> _Prompt_: Your answer should hold exactly the lines from the one containing "Serialize everything readable" through the end of the material, and no others.

> _Dataset_:
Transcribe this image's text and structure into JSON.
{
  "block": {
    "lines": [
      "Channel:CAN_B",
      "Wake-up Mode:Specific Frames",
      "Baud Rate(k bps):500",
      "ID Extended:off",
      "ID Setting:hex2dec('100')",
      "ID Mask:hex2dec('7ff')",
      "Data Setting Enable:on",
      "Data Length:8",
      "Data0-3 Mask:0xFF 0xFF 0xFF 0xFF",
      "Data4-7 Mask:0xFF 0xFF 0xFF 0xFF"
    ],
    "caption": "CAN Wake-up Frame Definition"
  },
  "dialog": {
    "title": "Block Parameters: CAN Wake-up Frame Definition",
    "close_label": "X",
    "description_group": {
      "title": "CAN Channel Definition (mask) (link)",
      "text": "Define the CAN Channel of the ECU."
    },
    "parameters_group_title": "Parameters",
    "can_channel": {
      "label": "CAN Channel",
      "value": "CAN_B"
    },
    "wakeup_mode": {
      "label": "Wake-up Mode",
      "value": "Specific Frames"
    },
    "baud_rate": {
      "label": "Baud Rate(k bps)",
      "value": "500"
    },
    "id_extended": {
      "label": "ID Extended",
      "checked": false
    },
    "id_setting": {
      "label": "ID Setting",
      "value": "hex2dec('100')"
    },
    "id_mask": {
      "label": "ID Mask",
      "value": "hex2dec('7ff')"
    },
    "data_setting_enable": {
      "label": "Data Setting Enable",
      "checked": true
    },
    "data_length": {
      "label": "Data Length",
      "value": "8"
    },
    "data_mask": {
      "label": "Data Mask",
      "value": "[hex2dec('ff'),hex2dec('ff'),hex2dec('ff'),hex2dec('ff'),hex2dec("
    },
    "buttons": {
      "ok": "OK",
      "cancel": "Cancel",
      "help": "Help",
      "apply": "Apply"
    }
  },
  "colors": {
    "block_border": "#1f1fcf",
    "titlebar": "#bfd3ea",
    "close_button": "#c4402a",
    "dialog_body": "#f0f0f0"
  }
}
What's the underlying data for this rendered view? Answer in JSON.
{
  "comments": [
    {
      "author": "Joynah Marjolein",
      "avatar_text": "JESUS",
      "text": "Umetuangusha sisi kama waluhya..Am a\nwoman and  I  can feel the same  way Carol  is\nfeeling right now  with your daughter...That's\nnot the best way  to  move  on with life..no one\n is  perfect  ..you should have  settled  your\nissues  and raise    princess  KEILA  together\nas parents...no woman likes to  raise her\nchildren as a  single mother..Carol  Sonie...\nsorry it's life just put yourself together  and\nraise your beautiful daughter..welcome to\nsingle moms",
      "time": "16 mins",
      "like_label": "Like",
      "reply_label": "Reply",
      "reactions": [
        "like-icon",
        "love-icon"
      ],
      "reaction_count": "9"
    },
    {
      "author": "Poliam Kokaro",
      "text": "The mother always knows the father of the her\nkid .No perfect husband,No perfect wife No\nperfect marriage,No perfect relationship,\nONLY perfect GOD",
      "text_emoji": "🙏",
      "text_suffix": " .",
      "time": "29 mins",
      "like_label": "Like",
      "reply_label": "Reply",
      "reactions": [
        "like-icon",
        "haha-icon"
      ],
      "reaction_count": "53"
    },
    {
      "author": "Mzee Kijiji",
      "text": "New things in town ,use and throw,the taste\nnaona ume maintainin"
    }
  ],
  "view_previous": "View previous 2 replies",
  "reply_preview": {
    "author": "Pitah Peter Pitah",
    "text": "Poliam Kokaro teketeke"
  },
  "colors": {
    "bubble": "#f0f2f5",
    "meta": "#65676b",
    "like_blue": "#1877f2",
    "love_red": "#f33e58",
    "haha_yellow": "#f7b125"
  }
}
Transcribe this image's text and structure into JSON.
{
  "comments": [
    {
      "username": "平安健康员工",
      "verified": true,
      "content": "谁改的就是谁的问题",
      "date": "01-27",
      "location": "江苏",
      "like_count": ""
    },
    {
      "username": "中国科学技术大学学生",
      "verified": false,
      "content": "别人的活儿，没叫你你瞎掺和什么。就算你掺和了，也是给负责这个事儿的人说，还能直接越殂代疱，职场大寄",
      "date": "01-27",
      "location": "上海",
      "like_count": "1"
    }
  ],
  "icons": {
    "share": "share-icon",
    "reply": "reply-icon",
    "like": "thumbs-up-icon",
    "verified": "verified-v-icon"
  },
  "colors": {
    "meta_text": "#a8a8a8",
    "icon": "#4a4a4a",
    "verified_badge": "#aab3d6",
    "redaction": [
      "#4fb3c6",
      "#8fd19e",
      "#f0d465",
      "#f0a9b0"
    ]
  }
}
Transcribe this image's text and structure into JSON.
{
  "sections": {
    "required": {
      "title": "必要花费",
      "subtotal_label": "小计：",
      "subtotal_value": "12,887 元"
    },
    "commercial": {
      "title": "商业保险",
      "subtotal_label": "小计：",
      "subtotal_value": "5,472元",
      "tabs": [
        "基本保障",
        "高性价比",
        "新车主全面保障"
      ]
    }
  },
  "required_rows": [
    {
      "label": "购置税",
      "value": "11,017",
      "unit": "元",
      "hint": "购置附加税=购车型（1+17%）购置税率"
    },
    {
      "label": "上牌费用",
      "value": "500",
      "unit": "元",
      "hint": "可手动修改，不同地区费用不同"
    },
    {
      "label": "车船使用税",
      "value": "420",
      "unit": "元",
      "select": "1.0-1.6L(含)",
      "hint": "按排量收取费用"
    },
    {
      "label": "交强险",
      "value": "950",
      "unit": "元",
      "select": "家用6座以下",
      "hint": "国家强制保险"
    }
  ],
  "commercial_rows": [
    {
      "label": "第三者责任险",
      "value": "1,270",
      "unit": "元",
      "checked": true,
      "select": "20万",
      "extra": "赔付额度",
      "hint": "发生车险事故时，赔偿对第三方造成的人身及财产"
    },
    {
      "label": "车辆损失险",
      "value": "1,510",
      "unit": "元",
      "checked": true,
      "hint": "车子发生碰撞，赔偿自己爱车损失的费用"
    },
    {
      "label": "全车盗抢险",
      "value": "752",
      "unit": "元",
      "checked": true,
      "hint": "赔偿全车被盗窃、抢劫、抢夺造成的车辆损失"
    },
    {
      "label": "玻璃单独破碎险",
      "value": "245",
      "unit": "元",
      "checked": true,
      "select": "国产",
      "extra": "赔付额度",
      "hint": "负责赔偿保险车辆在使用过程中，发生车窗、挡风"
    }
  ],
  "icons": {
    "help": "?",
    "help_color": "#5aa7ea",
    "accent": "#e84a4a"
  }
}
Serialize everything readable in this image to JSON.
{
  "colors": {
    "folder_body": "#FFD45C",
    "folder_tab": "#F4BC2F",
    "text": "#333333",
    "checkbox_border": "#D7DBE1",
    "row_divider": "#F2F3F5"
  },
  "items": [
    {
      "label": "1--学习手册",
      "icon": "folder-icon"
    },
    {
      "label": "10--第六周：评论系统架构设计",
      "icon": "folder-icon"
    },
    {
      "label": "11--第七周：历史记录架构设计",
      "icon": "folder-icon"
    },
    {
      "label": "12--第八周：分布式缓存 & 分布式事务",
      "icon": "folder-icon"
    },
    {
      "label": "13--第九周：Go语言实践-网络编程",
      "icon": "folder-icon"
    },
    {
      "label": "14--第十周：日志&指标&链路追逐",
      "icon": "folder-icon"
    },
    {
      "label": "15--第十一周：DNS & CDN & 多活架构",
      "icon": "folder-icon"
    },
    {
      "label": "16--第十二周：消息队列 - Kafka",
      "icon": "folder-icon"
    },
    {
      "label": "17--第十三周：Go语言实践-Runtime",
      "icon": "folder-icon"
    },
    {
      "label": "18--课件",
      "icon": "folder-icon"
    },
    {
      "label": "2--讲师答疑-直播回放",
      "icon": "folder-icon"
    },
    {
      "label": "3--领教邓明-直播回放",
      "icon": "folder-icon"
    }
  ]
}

> _Exercise solution_:
Serialize everything readable in this image to JSON.
{
  "colors": {
    "folder_body": "#FFD45C",
    "folder_tab": "#F4BC2F",
    "text": "#333333",
    "checkbox_border": "#D7DBE1",
    "row_divider": "#F2F3F5"
  },
  "items": [
    {
      "label": "1--学习手册",
      "icon": "folder-icon"
    },
    {
      "label": "10--第六周：评论系统架构设计",
      "icon": "folder-icon"
    },
    {
      "label": "11--第七周：历史记录架构设计",
      "icon": "folder-icon"
    },
    {
      "label": "12--第八周：分布式缓存 & 分布式事务",
      "icon": "folder-icon"
    },
    {
      "label": "13--第九周：Go语言实践-网络编程",
      "icon": "folder-icon"
    },
    {
      "label": "14--第十周：日志&指标&链路追逐",
      "icon": "folder-icon"
    },
    {
      "label": "15--第十一周：DNS & CDN & 多活架构",
      "icon": "folder-icon"
    },
    {
      "label": "16--第十二周：消息队列 - Kafka",
      "icon": "folder-icon"
    },
    {
      "label": "17--第十三周：Go语言实践-Runtime",
      "icon": "folder-icon"
    },
    {
      "label": "18--课件",
      "icon": "folder-icon"
    },
    {
      "label": "2--讲师答疑-直播回放",
      "icon": "folder-icon"
    },
    {
      "label": "3--领教邓明-直播回放",
      "icon": "folder-icon"
    }
  ]
}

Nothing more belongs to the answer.